*** Block opens ***

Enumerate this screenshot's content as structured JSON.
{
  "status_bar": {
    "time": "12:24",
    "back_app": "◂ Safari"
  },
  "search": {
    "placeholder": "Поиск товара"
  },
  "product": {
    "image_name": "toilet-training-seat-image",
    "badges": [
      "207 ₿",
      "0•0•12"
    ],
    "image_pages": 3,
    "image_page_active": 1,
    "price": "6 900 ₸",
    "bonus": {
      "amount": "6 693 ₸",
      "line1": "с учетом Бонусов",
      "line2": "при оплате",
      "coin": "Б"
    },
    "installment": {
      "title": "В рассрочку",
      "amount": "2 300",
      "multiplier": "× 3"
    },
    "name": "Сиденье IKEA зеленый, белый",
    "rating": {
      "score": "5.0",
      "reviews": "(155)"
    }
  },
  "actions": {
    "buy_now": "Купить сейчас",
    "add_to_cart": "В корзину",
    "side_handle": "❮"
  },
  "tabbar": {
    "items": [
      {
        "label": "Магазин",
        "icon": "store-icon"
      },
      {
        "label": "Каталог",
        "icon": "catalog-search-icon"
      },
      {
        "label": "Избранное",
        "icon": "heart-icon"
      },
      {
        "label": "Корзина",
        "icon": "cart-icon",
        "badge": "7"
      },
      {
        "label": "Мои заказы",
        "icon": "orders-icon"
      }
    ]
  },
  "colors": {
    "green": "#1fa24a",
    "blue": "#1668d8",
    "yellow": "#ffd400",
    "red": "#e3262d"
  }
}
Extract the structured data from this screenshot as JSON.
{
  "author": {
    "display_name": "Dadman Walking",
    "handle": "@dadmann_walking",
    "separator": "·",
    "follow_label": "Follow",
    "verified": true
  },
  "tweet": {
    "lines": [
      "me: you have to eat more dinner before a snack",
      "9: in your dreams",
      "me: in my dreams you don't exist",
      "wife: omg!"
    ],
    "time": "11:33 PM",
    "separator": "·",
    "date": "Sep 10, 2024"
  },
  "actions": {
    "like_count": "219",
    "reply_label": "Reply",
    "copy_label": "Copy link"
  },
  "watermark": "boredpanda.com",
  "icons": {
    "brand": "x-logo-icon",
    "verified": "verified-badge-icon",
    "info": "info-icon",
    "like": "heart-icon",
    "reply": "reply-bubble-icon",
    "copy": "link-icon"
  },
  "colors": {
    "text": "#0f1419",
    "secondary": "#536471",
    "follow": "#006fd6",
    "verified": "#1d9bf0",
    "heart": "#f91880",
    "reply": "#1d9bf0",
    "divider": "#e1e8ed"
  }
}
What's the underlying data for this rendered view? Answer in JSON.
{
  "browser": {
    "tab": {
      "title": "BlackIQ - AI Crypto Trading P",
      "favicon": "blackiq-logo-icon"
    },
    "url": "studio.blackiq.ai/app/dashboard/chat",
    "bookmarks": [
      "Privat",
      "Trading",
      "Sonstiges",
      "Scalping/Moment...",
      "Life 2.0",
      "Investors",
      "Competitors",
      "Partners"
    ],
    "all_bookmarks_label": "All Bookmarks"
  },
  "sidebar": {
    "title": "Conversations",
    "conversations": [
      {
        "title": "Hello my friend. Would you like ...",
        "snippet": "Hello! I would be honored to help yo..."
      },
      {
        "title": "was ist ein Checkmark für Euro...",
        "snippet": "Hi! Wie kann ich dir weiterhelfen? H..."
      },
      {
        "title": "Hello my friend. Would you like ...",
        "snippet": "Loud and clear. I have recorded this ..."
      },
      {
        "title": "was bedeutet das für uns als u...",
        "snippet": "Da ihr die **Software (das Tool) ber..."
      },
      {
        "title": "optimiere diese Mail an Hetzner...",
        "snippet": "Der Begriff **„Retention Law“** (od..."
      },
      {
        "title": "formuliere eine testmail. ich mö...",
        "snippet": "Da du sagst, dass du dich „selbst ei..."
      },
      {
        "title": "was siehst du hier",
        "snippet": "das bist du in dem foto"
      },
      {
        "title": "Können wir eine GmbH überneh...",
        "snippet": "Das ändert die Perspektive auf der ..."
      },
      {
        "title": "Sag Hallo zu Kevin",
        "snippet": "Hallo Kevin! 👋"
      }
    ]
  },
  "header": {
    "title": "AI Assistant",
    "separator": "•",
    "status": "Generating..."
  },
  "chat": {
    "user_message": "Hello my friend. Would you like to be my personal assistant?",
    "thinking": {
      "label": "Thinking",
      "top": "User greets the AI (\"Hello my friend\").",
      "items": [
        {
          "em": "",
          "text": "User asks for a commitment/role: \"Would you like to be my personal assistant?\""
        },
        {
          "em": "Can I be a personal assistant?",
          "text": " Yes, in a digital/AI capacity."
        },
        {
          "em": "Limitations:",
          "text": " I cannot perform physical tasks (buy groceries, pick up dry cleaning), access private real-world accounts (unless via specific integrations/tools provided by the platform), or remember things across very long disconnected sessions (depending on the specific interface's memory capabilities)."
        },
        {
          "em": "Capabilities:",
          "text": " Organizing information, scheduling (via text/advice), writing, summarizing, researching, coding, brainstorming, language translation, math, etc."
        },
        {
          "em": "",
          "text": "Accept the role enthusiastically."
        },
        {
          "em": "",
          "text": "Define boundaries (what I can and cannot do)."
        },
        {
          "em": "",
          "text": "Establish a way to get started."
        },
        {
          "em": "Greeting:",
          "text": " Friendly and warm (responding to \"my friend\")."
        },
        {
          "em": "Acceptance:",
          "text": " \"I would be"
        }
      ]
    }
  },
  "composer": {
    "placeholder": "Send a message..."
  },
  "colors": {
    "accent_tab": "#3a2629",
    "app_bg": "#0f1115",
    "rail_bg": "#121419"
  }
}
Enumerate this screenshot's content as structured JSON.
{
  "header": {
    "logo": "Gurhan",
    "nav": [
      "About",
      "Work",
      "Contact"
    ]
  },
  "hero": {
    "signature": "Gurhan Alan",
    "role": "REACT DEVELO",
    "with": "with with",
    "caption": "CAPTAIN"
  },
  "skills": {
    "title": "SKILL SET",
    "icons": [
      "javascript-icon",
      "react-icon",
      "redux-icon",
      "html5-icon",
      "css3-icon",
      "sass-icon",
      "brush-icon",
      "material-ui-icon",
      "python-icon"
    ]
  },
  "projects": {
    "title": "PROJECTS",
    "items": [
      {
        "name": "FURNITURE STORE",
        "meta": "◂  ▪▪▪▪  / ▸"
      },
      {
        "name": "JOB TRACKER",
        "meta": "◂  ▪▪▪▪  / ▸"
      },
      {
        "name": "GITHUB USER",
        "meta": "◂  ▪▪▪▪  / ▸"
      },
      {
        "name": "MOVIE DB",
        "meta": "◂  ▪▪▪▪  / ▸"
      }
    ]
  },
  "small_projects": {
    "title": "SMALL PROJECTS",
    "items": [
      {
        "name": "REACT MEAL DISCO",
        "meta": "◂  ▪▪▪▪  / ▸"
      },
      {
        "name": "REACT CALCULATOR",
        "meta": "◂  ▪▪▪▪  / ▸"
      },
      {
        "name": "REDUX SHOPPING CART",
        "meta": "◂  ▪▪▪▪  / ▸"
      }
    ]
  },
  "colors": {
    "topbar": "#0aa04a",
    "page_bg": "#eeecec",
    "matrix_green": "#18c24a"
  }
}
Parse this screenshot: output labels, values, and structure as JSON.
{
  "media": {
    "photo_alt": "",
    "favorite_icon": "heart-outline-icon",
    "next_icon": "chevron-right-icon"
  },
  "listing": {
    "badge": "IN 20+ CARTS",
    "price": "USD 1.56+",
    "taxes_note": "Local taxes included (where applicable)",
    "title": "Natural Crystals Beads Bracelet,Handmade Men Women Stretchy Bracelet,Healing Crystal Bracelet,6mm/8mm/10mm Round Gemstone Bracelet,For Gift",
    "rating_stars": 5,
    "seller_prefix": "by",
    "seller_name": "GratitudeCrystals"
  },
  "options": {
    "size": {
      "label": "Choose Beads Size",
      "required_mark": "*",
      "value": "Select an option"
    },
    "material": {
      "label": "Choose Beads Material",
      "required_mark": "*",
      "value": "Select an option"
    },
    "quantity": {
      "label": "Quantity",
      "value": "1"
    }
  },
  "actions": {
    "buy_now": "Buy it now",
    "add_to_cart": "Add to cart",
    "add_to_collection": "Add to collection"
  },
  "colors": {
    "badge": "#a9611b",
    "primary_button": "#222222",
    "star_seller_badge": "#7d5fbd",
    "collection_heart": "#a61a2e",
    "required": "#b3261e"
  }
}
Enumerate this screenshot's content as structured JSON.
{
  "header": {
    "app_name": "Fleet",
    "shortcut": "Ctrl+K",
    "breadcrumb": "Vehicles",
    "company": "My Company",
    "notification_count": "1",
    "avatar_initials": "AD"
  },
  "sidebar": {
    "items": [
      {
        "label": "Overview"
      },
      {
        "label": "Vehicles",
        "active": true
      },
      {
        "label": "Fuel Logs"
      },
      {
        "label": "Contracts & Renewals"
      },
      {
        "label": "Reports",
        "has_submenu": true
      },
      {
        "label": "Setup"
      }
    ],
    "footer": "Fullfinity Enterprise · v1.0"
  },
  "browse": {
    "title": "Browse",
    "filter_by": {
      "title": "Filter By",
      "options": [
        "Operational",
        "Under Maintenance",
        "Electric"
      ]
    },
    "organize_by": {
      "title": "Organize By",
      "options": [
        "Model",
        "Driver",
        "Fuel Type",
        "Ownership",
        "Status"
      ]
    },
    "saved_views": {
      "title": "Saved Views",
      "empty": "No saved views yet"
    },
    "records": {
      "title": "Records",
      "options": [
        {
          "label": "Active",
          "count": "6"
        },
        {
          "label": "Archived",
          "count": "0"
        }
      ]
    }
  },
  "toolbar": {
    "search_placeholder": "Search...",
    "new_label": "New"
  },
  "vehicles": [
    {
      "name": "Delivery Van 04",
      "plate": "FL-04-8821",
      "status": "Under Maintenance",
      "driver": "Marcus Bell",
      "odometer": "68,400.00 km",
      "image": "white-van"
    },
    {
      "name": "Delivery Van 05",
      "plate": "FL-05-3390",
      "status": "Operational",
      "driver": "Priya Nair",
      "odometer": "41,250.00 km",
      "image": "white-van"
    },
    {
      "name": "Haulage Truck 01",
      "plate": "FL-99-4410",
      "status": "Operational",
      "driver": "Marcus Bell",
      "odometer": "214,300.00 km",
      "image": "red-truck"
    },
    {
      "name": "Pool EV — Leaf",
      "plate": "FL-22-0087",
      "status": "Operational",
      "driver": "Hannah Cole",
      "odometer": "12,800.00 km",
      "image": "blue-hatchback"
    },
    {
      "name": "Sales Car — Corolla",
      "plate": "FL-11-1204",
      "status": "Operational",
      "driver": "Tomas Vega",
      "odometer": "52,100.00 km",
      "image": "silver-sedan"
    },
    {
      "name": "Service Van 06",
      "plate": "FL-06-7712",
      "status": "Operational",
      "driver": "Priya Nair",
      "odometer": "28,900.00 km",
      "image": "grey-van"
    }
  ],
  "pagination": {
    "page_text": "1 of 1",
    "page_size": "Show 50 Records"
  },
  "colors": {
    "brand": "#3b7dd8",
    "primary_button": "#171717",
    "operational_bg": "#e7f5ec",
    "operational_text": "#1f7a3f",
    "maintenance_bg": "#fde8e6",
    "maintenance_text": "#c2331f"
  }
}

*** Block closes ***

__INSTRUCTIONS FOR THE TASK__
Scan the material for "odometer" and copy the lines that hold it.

__OUTPUT FOR THIS TASK__
      "odometer": "68,400.00 km",
      "odometer": "41,250.00 km",
      "odometer": "214,300.00 km",
      "odometer": "12,800.00 km",
      "odometer": "52,100.00 km",
      "odometer": "28,900.00 km",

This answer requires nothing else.